*** DATASET RECORDS

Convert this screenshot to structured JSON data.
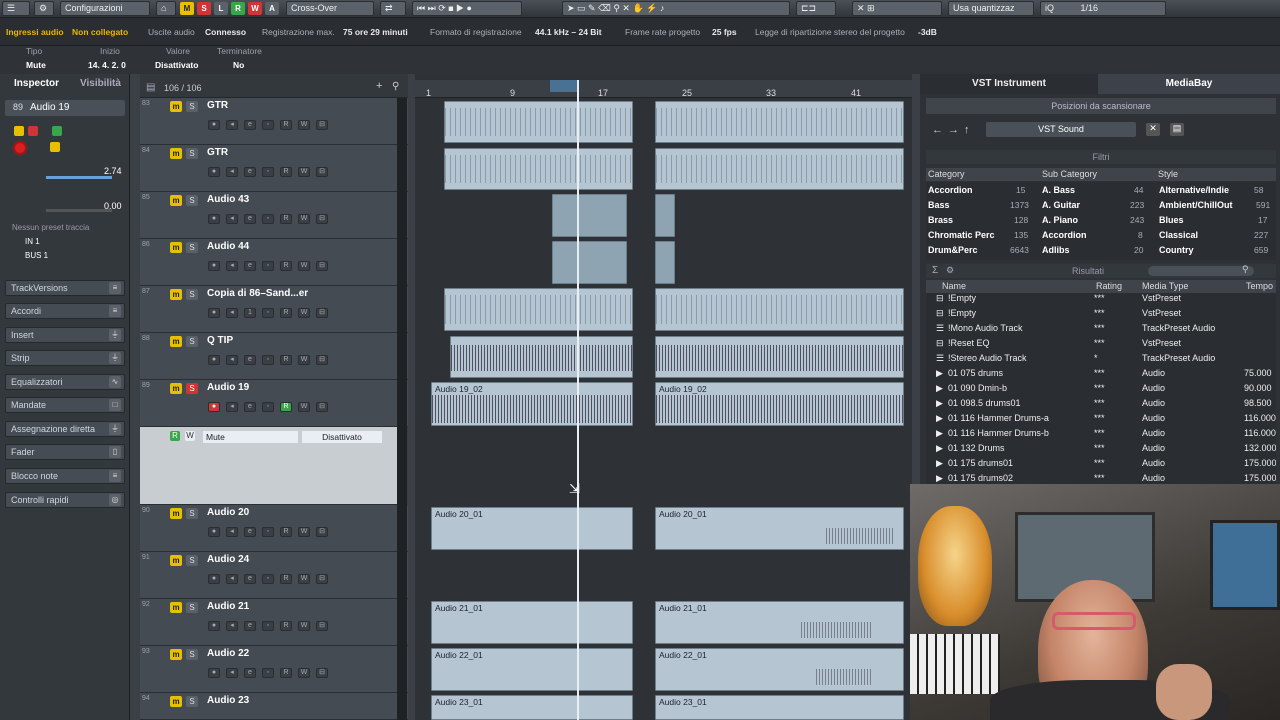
{
  "toolbar": {
    "config_label": "Configurazioni",
    "mode_buttons": [
      "M",
      "S",
      "L",
      "R",
      "W",
      "A"
    ],
    "crossover_label": "Cross-Over",
    "quantize_label": "Usa quantizzaz",
    "quantize_value": "1/16",
    "iq_label": "iQ"
  },
  "status": {
    "audio_inputs": "Ingressi audio",
    "audio_inputs_state": "Non collegato",
    "audio_outputs": "Uscite audio",
    "audio_outputs_state": "Connesso",
    "rec_max": "Registrazione max.",
    "rec_max_value": "75 ore 29 minuti",
    "rec_format": "Formato di registrazione",
    "rec_format_value": "44.1 kHz – 24 Bit",
    "frame_rate": "Frame rate progetto",
    "frame_rate_value": "25 fps",
    "pan_law": "Legge di ripartizione stereo del progetto",
    "pan_law_value": "-3dB"
  },
  "infoline": {
    "headers": [
      "Tipo",
      "Inizio",
      "Valore",
      "Terminatore"
    ],
    "values": [
      "Mute",
      "14. 4. 2.   0",
      "Disattivato",
      "No"
    ]
  },
  "inspector": {
    "tab_inspector": "Inspector",
    "tab_visibility": "Visibilità",
    "track_number": "89",
    "track_name": "Audio 19",
    "volume_value": "2.74",
    "pan_value": "0.00",
    "preset": "Nessun preset traccia",
    "input": "IN 1",
    "output": "BUS 1",
    "sections": [
      "TrackVersions",
      "Accordi",
      "Insert",
      "Strip",
      "Equalizzatori",
      "Mandate",
      "Assegnazione diretta",
      "Fader",
      "Blocco note",
      "Controlli rapidi"
    ]
  },
  "tracklist": {
    "count": "106 / 106",
    "tracks": [
      {
        "num": "83",
        "name": "GTR"
      },
      {
        "num": "84",
        "name": "GTR"
      },
      {
        "num": "85",
        "name": "Audio 43"
      },
      {
        "num": "86",
        "name": "Audio 44"
      },
      {
        "num": "87",
        "name": "Copia di  86–Sand...er"
      },
      {
        "num": "88",
        "name": "Q TIP"
      },
      {
        "num": "89",
        "name": "Audio 19"
      },
      {
        "num": "90",
        "name": "Audio 20"
      },
      {
        "num": "91",
        "name": "Audio 24"
      },
      {
        "num": "92",
        "name": "Audio 21"
      },
      {
        "num": "93",
        "name": "Audio 22"
      },
      {
        "num": "94",
        "name": "Audio 23"
      }
    ],
    "automation_param": "Mute",
    "automation_value": "Disattivato"
  },
  "ruler": {
    "bars": [
      "1",
      "9",
      "17",
      "25",
      "33",
      "41"
    ]
  },
  "clips": {
    "audio19a": "Audio 19_02",
    "audio19b": "Audio 19_02",
    "audio20a": "Audio 20_01",
    "audio20b": "Audio 20_01",
    "audio21a": "Audio 21_01",
    "audio21b": "Audio 21_01",
    "audio22a": "Audio 22_01",
    "audio22b": "Audio 22_01",
    "audio23a": "Audio 23_01",
    "audio23b": "Audio 23_01"
  },
  "mediabay": {
    "tab_vst": "VST Instrument",
    "tab_mediabay": "MediaBay",
    "scan_locations": "Posizioni da scansionare",
    "location": "VST Sound",
    "filters": "Filtri",
    "cat_header": "Category",
    "subcat_header": "Sub Category",
    "style_header": "Style",
    "categories": [
      [
        "Accordion",
        "15"
      ],
      [
        "Bass",
        "1373"
      ],
      [
        "Brass",
        "128"
      ],
      [
        "Chromatic Perc",
        "135"
      ],
      [
        "Drum&Perc",
        "6643"
      ]
    ],
    "subcategories": [
      [
        "A. Bass",
        "44"
      ],
      [
        "A. Guitar",
        "223"
      ],
      [
        "A. Piano",
        "243"
      ],
      [
        "Accordion",
        "8"
      ],
      [
        "Adlibs",
        "20"
      ]
    ],
    "styles": [
      [
        "Alternative/Indie",
        "58"
      ],
      [
        "Ambient/ChillOut",
        "591"
      ],
      [
        "Blues",
        "17"
      ],
      [
        "Classical",
        "227"
      ],
      [
        "Country",
        "659"
      ]
    ],
    "results": "Risultati",
    "res_headers": [
      "Name",
      "Rating",
      "Media Type",
      "Tempo"
    ],
    "rows": [
      {
        "name": "!Empty",
        "rating": "***",
        "type": "VstPreset",
        "tempo": ""
      },
      {
        "name": "!Empty",
        "rating": "***",
        "type": "VstPreset",
        "tempo": ""
      },
      {
        "name": "!Mono Audio Track",
        "rating": "***",
        "type": "TrackPreset Audio",
        "tempo": ""
      },
      {
        "name": "!Reset EQ",
        "rating": "***",
        "type": "VstPreset",
        "tempo": ""
      },
      {
        "name": "!Stereo Audio Track",
        "rating": "*",
        "type": "TrackPreset Audio",
        "tempo": ""
      },
      {
        "name": "01 075 drums",
        "rating": "***",
        "type": "Audio",
        "tempo": "75.000"
      },
      {
        "name": "01 090 Dmin-b",
        "rating": "***",
        "type": "Audio",
        "tempo": "90.000"
      },
      {
        "name": "01 098.5 drums01",
        "rating": "***",
        "type": "Audio",
        "tempo": "98.500"
      },
      {
        "name": "01 116 Hammer Drums-a",
        "rating": "***",
        "type": "Audio",
        "tempo": "116.000"
      },
      {
        "name": "01 116 Hammer Drums-b",
        "rating": "***",
        "type": "Audio",
        "tempo": "116.000"
      },
      {
        "name": "01 132 Drums",
        "rating": "***",
        "type": "Audio",
        "tempo": "132.000"
      },
      {
        "name": "01 175 drums01",
        "rating": "***",
        "type": "Audio",
        "tempo": "175.000"
      },
      {
        "name": "01 175 drums02",
        "rating": "***",
        "type": "Audio",
        "tempo": "175.000"
      }
    ]
  },
  "colors": {
    "accent": "#e8c000",
    "record": "#d03535",
    "loop": "#4d7ea8"
  }
}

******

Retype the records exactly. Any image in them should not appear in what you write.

RESPONSE BELOW>
Convert this screenshot to structured JSON data.
{
  "toolbar": {
    "config_label": "Configurazioni",
    "mode_buttons": [
      "M",
      "S",
      "L",
      "R",
      "W",
      "A"
    ],
    "crossover_label": "Cross-Over",
    "quantize_label": "Usa quantizzaz",
    "quantize_value": "1/16",
    "iq_label": "iQ"
  },
  "status": {
    "audio_inputs": "Ingressi audio",
    "audio_inputs_state": "Non collegato",
    "audio_outputs": "Uscite audio",
    "audio_outputs_state": "Connesso",
    "rec_max": "Registrazione max.",
    "rec_max_value": "75 ore 29 minuti",
    "rec_format": "Formato di registrazione",
    "rec_format_value": "44.1 kHz – 24 Bit",
    "frame_rate": "Frame rate progetto",
    "frame_rate_value": "25 fps",
    "pan_law": "Legge di ripartizione stereo del progetto",
    "pan_law_value": "-3dB"
  },
  "infoline": {
    "headers": [
      "Tipo",
      "Inizio",
      "Valore",
      "Terminatore"
    ],
    "values": [
      "Mute",
      "14. 4. 2.   0",
      "Disattivato",
      "No"
    ]
  },
  "inspector": {
    "tab_inspector": "Inspector",
    "tab_visibility": "Visibilità",
    "track_number": "89",
    "track_name": "Audio 19",
    "volume_value": "2.74",
    "pan_value": "0.00",
    "preset": "Nessun preset traccia",
    "input": "IN 1",
    "output": "BUS 1",
    "sections": [
      "TrackVersions",
      "Accordi",
      "Insert",
      "Strip",
      "Equalizzatori",
      "Mandate",
      "Assegnazione diretta",
      "Fader",
      "Blocco note",
      "Controlli rapidi"
    ]
  },
  "tracklist": {
    "count": "106 / 106",
    "tracks": [
      {
        "num": "83",
        "name": "GTR"
      },
      {
        "num": "84",
        "name": "GTR"
      },
      {
        "num": "85",
        "name": "Audio 43"
      },
      {
        "num": "86",
        "name": "Audio 44"
      },
      {
        "num": "87",
        "name": "Copia di  86–Sand...er"
      },
      {
        "num": "88",
        "name": "Q TIP"
      },
      {
        "num": "89",
        "name": "Audio 19"
      },
      {
        "num": "90",
        "name": "Audio 20"
      },
      {
        "num": "91",
        "name": "Audio 24"
      },
      {
        "num": "92",
        "name": "Audio 21"
      },
      {
        "num": "93",
        "name": "Audio 22"
      },
      {
        "num": "94",
        "name": "Audio 23"
      }
    ],
    "automation_param": "Mute",
    "automation_value": "Disattivato"
  },
  "ruler": {
    "bars": [
      "1",
      "9",
      "17",
      "25",
      "33",
      "41"
    ]
  },
  "clips": {
    "audio19a": "Audio 19_02",
    "audio19b": "Audio 19_02",
    "audio20a": "Audio 20_01",
    "audio20b": "Audio 20_01",
    "audio21a": "Audio 21_01",
    "audio21b": "Audio 21_01",
    "audio22a": "Audio 22_01",
    "audio22b": "Audio 22_01",
    "audio23a": "Audio 23_01",
    "audio23b": "Audio 23_01"
  },
  "mediabay": {
    "tab_vst": "VST Instrument",
    "tab_mediabay": "MediaBay",
    "scan_locations": "Posizioni da scansionare",
    "location": "VST Sound",
    "filters": "Filtri",
    "cat_header": "Category",
    "subcat_header": "Sub Category",
    "style_header": "Style",
    "categories": [
      [
        "Accordion",
        "15"
      ],
      [
        "Bass",
        "1373"
      ],
      [
        "Brass",
        "128"
      ],
      [
        "Chromatic Perc",
        "135"
      ],
      [
        "Drum&Perc",
        "6643"
      ]
    ],
    "subcategories": [
      [
        "A. Bass",
        "44"
      ],
      [
        "A. Guitar",
        "223"
      ],
      [
        "A. Piano",
        "243"
      ],
      [
        "Accordion",
        "8"
      ],
      [
        "Adlibs",
        "20"
      ]
    ],
    "styles": [
      [
        "Alternative/Indie",
        "58"
      ],
      [
        "Ambient/ChillOut",
        "591"
      ],
      [
        "Blues",
        "17"
      ],
      [
        "Classical",
        "227"
      ],
      [
        "Country",
        "659"
      ]
    ],
    "results": "Risultati",
    "res_headers": [
      "Name",
      "Rating",
      "Media Type",
      "Tempo"
    ],
    "rows": [
      {
        "name": "!Empty",
        "rating": "***",
        "type": "VstPreset",
        "tempo": ""
      },
      {
        "name": "!Empty",
        "rating": "***",
        "type": "VstPreset",
        "tempo": ""
      },
      {
        "name": "!Mono Audio Track",
        "rating": "***",
        "type": "TrackPreset Audio",
        "tempo": ""
      },
      {
        "name": "!Reset EQ",
        "rating": "***",
        "type": "VstPreset",
        "tempo": ""
      },
      {
        "name": "!Stereo Audio Track",
        "rating": "*",
        "type": "TrackPreset Audio",
        "tempo": ""
      },
      {
        "name": "01 075 drums",
        "rating": "***",
        "type": "Audio",
        "tempo": "75.000"
      },
      {
        "name": "01 090 Dmin-b",
        "rating": "***",
        "type": "Audio",
        "tempo": "90.000"
      },
      {
        "name": "01 098.5 drums01",
        "rating": "***",
        "type": "Audio",
        "tempo": "98.500"
      },
      {
        "name": "01 116 Hammer Drums-a",
        "rating": "***",
        "type": "Audio",
        "tempo": "116.000"
      },
      {
        "name": "01 116 Hammer Drums-b",
        "rating": "***",
        "type": "Audio",
        "tempo": "116.000"
      },
      {
        "name": "01 132 Drums",
        "rating": "***",
        "type": "Audio",
        "tempo": "132.000"
      },
      {
        "name": "01 175 drums01",
        "rating": "***",
        "type": "Audio",
        "tempo": "175.000"
      },
      {
        "name": "01 175 drums02",
        "rating": "***",
        "type": "Audio",
        "tempo": "175.000"
      }
    ]
  },
  "colors": {
    "accent": "#e8c000",
    "record": "#d03535",
    "loop": "#4d7ea8"
  }
}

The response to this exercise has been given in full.